Aims: To examine the relationship between failure to thrive in preterm and term infants and postnatal depression in their mothers.
Method: In a whole population birth cohort of 12,391 infants (excluding those born after term or with major congenital abnormalities) failure to thrive over the first nine months was identified using a conditional weight gain criterion which identified the slowest-gaining 5%. Depression symptoms were recorded using the Edinburgh Postnatal Depression Scale (EPDS) at 18 and 32 weeks of pregnancy and at 8 weeks and 8 months after delivery.

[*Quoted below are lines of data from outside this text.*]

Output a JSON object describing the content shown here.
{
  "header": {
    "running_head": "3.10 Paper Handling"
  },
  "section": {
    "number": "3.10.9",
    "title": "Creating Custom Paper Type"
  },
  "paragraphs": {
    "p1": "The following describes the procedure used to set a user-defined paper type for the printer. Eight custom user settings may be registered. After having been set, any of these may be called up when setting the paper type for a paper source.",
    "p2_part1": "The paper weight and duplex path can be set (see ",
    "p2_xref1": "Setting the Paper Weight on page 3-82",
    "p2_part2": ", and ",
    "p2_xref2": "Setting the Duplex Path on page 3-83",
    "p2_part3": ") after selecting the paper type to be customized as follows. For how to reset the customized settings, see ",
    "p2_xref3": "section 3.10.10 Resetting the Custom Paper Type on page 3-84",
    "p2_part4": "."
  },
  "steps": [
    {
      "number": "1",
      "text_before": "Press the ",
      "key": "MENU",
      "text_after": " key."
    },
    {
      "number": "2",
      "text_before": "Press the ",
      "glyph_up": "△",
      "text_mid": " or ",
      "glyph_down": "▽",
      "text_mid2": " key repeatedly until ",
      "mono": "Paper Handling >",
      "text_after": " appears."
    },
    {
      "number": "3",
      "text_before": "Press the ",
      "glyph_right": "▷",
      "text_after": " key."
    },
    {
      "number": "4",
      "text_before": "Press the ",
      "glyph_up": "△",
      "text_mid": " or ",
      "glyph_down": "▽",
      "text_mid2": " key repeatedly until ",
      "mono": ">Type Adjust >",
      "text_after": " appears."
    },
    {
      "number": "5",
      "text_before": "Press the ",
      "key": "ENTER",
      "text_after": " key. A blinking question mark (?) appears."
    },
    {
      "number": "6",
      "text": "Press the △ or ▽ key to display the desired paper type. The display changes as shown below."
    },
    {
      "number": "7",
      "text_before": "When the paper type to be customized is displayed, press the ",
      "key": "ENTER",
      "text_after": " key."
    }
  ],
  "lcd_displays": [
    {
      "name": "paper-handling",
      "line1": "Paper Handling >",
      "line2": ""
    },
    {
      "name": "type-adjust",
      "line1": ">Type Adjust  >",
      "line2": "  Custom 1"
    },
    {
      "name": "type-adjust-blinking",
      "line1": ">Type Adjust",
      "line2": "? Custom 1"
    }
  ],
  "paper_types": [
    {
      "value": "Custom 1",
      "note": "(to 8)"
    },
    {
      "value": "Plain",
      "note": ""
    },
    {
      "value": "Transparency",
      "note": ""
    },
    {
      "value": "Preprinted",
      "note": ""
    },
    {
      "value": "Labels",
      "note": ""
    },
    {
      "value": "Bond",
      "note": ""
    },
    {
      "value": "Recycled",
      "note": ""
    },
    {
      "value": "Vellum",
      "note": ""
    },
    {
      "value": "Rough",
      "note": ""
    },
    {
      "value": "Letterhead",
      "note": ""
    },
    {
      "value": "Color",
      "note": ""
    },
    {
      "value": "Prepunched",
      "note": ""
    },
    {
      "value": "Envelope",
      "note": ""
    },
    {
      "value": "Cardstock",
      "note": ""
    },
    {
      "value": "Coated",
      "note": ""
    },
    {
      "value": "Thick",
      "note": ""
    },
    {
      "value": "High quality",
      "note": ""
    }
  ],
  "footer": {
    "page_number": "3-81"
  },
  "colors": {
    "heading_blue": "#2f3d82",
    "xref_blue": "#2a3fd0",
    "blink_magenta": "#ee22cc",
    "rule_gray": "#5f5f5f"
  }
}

Results: After the birth, high depression scores were significantly more common in the mothers of infants born preterm, and controlling for depression scores in pregnancy did not eliminate this association after the birth. Failure to thrive was identified in 4.5% of the children born at term (531/11718) and in 8.3% of those born preterm (56/673). The difference was highly significant (χ2 = 20.25 with 1 df, p < .0001). Using a conventional cut-off on the EPDS (score >12) to identify mothers as ‘depressed’, the prevalence of failure to thrive in the term infants of mothers depressed at 8 weeks postpartum was 5.0%; in the remainder of the population (controls) it was 4.3%. In mothers depressed at 8 months the prevalence was 4.3% in both groups. The prevalence of failure to thrive in the preterm infants of mothers depressed at 8 weeks was 8.8% (7.0% in controls) and in those depressed at 8 months it was 12.3% (6.7% in controls). None of these differences in prevalence was statistically significant, and significant differences did not emerge from further analyses using more stringent criteria for depression.
Conclusions: Preterm births are specifically associated with high maternal depression scores in the postpartum period, and with a higher prevalence of failure to thrive. High depression scores in the postpartum period are not themselves associated with a higher prevalence of failure to thrive, however, either in infants born at term or in those born preterm.